Seedlings Inventory and Starting Cucumbers & Squash

Tomatoes and basil

My tomato and basil seedlings have been living on my kitchen table for the past few weeks. I rotate the tray so they grow evenly. The tomatoes are getting a bit leggy, but everything looks good. I have 9 tomatoes, 4 regular basil and 2 Thai basil cells.

Leeks, kale, Swiss chard and lettuce

I have a few of the seedlings outside on the back porch now to harden. I will transplant them into my plot in the next couple of days. We still don’t have water in the community garden, so I want to wait until it is turned on. I have a bunch of leeks and Swiss Chard, 4 kale plants and 8 head lettuces. I will transplant some of the head lettuce into containers on my porch and the rest will go into the community plot.

Freshly sown curcubites, hot peppers, eggplant and tomato under the grow lights

Today, I started my cucumbers and squash. Each in triplet, I planted two pots Tokiwa, three plots pickling cucumber and two pots Mexican sour gherkins (cucamelons). I also planted one pot of Delicata squash (I sadly only had three seeds left), two each Butternut and Honeynut, and one zucchini.

Basil close-up

Seedlings Update

Today I re-potted my tomato plants (9 out of 12, two did not come up and one needs a bit more care under the grow lights), my six basil cells and my two Thai basil cells and four kale plants. The tomatoes are looking really strong and big – I might have started them a bit too early. Until I can set them out to harden, they will live inside on my kitchen table.

I just got a new LED grow light as my old fluorescent one died after exactly ten years. Under it, I have my 8 lettuce seedlings, 3 eggplants , 2 Thai peppers and a tomato. Plus the leeks and Swiss chard until I sort those out.

Porch Radishes and Lettuce Starts

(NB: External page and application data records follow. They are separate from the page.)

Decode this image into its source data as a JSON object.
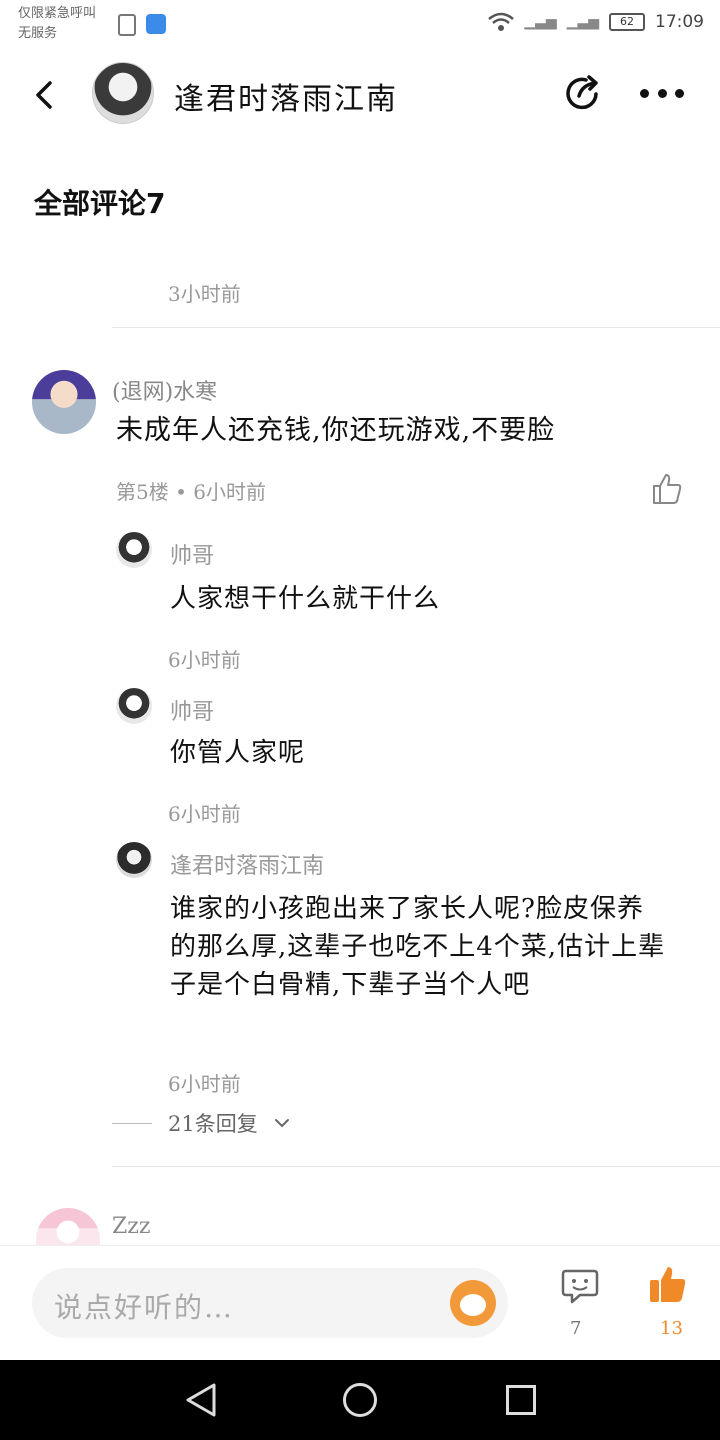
{
  "status_bar": {
    "line1": "仅限紧急呼叫",
    "line2": "无服务",
    "battery": "62",
    "time": "17:09"
  },
  "header": {
    "title": "逢君时落雨江南"
  },
  "section": {
    "title": "全部评论7"
  },
  "top_time": "3小时前",
  "comment": {
    "user": "(退网)水寒",
    "text": "未成年人还充钱,你还玩游戏,不要脸",
    "meta": "第5楼 • 6小时前"
  },
  "replies": [
    {
      "user": "帅哥",
      "text": "人家想干什么就干什么",
      "time": "6小时前"
    },
    {
      "user": "帅哥",
      "text": "你管人家呢",
      "time": "6小时前"
    },
    {
      "user": "逢君时落雨江南",
      "text": "谁家的小孩跑出来了家长人呢?脸皮保养的那么厚,这辈子也吃不上4个菜,估计上辈子是个白骨精,下辈子当个人吧",
      "time": "6小时前"
    }
  ],
  "more_replies": "21条回复",
  "next_comment": {
    "user": "Zzz"
  },
  "bottom_bar": {
    "placeholder": "说点好听的…",
    "comment_count": "7",
    "like_count": "13"
  },
  "colors": {
    "accent": "#f08a28",
    "muted": "#999999"
  }
}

Today, I did my first outdoor sowing of the year. I sowed radishes in a big container on my porch. I also started lettuce indoors, four each of Black Seeded Simpson, May Queen and Merlot. All head lettuces. I was going to sow peas and spinach in the plot today, but I will wait until a bit later in the week as there is rain in the forecast in a few days. I also bought organic fertilizer, as I have to amend the soil in my plot, which I will do before my first sowing.

Sowing Tomatoes

Today, I started my tomato seedlings. Somewhat earlier than in previous years as I typically starte them around March 20. I started two each of the following six varieties: Ailsa Craig (early), Black Prince (mid), Striped German (mid), Green Zebra (mid/late), Dr. Wyche Yellow (mid/late), Ananas Noire (late). Some of the seeds are quite old, so fingers crossed they will sprout. The Ailsa Craig seeds were a gift from Sand Hill Preservation Center. I read that they are an English Heirloom variety, which originates from the Scottish island with the same name. I am excited. I also started eggplant seeds I got as a gift in my seed order. Udmalbet is an early variety from India. And I started Swiss Chard.